Problem to work on. Select the lines below containing the word "author".

(App and web page records)
================================
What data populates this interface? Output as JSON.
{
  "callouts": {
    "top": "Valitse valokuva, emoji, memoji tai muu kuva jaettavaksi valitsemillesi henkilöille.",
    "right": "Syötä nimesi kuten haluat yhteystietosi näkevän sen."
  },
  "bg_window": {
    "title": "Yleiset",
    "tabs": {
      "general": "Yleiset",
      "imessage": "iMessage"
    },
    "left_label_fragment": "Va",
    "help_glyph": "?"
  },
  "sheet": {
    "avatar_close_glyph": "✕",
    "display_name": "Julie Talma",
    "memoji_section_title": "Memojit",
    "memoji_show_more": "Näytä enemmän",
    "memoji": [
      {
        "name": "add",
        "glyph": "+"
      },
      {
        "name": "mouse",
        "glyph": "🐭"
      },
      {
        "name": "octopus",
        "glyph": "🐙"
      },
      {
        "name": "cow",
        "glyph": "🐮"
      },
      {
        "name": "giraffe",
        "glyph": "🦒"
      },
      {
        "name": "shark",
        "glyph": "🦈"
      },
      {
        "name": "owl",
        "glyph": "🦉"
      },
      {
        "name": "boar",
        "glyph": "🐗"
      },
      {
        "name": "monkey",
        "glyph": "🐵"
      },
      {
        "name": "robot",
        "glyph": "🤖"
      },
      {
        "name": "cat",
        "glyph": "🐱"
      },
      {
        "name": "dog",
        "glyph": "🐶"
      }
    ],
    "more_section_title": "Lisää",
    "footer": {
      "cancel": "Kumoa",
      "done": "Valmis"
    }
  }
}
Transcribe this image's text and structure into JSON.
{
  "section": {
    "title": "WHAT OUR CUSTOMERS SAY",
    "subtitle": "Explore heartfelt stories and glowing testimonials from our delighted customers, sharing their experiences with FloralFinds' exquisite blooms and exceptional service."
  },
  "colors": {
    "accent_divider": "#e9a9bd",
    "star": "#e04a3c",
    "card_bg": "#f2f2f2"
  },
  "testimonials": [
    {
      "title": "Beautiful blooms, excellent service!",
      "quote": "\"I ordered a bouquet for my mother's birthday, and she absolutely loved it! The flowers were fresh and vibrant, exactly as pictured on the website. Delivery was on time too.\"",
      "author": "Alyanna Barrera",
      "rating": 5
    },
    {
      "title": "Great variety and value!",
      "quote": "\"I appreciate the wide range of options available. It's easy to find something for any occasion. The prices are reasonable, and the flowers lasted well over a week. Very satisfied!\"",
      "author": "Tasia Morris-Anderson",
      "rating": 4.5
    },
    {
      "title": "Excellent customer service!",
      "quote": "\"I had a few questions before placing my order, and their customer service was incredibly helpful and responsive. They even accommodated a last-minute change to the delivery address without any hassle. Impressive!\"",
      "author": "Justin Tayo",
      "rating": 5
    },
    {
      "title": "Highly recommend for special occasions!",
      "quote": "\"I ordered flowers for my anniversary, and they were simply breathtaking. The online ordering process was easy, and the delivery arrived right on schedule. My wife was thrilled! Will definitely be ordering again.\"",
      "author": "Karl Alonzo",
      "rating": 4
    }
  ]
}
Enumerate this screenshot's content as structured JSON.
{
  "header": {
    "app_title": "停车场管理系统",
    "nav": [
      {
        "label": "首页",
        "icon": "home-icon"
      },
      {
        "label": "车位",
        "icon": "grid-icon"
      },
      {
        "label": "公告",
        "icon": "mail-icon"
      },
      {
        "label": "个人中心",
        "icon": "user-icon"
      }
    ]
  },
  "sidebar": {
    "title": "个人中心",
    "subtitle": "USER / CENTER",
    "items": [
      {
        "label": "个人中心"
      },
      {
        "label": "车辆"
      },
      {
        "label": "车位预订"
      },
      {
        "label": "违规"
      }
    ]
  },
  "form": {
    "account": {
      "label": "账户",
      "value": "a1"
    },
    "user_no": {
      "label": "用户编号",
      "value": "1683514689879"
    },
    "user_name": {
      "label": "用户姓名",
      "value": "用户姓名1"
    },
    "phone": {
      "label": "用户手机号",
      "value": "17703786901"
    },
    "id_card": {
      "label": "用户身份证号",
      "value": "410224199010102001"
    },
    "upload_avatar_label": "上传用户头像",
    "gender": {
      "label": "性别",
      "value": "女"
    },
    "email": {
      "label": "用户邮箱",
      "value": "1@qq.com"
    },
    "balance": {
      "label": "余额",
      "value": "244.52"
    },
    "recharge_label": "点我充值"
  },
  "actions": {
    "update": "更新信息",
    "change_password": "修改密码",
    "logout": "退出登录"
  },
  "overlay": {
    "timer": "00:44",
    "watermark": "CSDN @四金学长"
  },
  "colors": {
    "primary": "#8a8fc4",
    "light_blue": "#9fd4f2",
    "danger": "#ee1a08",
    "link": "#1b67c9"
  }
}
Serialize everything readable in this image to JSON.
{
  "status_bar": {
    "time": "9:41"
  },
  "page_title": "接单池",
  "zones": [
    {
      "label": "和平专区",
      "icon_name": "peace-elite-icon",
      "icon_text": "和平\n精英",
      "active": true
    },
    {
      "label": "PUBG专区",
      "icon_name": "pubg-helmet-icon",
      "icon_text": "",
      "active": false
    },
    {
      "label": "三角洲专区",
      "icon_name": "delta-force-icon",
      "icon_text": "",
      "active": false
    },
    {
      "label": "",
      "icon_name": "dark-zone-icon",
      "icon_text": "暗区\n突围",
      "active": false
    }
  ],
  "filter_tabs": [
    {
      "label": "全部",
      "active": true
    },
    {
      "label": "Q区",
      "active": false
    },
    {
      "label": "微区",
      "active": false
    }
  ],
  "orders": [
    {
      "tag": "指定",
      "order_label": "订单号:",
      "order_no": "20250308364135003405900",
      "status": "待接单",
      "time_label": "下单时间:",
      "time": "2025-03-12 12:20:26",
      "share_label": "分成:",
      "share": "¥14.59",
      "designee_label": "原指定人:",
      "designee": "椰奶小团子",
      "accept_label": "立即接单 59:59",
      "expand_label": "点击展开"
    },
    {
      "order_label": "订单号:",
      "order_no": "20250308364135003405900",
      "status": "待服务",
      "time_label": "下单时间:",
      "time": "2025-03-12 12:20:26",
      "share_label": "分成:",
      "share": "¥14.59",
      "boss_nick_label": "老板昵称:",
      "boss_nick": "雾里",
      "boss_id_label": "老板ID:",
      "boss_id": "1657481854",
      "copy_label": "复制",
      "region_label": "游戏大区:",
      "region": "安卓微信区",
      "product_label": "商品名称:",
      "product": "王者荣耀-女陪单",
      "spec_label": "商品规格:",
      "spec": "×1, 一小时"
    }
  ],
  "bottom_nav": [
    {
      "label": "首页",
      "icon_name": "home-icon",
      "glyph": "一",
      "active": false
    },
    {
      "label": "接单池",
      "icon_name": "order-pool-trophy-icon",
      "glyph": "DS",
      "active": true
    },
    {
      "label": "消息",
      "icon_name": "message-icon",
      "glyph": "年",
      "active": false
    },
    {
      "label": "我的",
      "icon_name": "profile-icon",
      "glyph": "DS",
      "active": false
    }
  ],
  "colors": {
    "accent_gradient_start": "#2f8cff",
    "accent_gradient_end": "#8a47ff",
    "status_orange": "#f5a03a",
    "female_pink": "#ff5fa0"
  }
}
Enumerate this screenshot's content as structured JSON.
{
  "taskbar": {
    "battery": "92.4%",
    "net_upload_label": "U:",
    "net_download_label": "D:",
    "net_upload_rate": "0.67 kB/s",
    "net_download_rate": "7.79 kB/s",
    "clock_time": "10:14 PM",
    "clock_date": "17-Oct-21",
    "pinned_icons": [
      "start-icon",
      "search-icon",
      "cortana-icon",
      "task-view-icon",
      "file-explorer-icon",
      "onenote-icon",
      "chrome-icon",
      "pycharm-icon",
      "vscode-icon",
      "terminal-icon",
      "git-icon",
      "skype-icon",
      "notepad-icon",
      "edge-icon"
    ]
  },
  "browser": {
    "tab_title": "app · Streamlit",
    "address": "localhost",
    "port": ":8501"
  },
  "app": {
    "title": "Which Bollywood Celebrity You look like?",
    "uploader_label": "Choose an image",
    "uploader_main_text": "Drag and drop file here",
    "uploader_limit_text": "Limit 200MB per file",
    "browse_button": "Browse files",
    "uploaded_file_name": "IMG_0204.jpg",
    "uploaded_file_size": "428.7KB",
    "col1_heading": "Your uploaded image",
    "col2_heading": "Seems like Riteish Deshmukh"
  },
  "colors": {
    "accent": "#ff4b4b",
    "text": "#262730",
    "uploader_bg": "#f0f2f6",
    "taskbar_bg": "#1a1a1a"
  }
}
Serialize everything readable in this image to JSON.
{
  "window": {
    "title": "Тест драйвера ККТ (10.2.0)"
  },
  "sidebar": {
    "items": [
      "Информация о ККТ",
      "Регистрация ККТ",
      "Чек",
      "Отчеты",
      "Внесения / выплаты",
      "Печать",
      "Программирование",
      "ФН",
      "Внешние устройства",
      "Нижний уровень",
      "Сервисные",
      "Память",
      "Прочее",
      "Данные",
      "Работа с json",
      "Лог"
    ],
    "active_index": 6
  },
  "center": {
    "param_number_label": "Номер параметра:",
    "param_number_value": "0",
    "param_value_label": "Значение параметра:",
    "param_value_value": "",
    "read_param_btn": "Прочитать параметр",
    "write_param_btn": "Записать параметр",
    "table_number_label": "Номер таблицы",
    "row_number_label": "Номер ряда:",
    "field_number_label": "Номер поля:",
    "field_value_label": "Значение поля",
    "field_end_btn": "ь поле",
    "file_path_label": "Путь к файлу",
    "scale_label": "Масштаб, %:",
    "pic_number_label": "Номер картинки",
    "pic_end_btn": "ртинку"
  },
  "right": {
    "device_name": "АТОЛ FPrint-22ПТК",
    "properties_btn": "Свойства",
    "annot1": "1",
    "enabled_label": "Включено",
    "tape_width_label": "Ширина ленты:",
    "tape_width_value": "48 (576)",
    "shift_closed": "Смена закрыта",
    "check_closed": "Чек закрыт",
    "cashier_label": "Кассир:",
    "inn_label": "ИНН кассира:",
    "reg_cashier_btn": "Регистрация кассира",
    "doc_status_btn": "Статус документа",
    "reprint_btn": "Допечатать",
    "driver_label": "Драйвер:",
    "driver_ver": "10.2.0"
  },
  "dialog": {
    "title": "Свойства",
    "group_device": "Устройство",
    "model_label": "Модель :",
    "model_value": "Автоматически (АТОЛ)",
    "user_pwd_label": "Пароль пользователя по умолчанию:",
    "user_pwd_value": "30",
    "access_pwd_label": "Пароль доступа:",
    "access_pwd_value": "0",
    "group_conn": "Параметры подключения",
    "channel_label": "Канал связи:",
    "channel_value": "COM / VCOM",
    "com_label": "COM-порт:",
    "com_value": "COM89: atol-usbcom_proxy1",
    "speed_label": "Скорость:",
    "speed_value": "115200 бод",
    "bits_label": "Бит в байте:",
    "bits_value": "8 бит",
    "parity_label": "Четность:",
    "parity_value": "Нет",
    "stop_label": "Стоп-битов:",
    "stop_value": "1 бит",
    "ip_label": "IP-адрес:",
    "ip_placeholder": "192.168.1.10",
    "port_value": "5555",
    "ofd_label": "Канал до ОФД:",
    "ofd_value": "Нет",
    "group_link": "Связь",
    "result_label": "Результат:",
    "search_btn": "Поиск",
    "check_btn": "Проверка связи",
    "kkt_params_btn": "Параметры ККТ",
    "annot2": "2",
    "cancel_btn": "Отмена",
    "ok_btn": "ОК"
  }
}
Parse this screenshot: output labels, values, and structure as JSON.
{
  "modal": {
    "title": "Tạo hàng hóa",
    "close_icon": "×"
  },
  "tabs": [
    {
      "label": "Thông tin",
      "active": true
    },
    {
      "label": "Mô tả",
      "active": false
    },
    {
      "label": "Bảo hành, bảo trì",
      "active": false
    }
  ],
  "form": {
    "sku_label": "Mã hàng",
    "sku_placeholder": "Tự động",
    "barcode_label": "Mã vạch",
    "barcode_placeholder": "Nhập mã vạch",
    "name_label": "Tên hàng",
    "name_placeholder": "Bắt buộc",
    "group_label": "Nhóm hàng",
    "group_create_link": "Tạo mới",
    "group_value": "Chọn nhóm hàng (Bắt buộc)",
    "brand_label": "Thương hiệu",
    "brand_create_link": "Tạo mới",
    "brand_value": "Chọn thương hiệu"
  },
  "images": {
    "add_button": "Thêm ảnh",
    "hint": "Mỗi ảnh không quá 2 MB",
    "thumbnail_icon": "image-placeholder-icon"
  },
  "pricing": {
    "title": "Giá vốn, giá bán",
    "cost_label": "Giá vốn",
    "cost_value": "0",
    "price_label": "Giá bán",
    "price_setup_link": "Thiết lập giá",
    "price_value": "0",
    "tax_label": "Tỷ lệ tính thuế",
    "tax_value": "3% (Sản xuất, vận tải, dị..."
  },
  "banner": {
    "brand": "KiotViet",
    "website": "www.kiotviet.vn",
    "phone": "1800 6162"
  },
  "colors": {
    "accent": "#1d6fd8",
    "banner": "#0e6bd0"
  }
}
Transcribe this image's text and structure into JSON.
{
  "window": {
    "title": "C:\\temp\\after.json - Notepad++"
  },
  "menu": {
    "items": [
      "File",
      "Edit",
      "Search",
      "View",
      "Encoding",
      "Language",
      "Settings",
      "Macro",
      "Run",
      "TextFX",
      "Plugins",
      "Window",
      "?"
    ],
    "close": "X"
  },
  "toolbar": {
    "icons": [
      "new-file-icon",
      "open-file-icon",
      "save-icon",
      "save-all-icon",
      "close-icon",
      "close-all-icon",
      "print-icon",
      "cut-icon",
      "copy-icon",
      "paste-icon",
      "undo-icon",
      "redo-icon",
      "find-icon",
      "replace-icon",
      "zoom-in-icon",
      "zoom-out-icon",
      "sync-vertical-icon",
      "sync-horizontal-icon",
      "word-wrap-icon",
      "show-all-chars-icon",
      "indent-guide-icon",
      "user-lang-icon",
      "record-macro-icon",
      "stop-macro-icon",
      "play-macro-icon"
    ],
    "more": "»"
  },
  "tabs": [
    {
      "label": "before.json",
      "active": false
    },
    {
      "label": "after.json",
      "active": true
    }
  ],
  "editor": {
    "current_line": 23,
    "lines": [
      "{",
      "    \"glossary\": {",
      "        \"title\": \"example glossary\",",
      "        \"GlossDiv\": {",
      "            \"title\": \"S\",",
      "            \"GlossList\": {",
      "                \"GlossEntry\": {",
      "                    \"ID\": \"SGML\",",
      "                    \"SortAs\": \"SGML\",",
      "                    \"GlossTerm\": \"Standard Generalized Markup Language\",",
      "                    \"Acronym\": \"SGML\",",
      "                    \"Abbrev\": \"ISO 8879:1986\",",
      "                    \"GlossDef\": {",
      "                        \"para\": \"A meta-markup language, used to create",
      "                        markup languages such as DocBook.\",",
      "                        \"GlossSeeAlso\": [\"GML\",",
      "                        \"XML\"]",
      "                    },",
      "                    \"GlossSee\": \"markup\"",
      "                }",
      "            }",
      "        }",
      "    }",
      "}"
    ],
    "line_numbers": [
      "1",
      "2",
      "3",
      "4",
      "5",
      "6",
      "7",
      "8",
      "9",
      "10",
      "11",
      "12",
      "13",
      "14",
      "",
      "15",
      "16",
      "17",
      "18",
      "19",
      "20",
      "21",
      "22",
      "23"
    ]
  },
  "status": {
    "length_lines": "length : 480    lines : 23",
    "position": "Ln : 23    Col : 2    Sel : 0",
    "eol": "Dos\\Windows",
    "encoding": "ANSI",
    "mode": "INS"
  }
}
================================
Exercise response.
      "author": "Alyanna Barrera",
      "author": "Tasia Morris-Anderson",
      "author": "Justin Tayo",
      "author": "Karl Alonzo",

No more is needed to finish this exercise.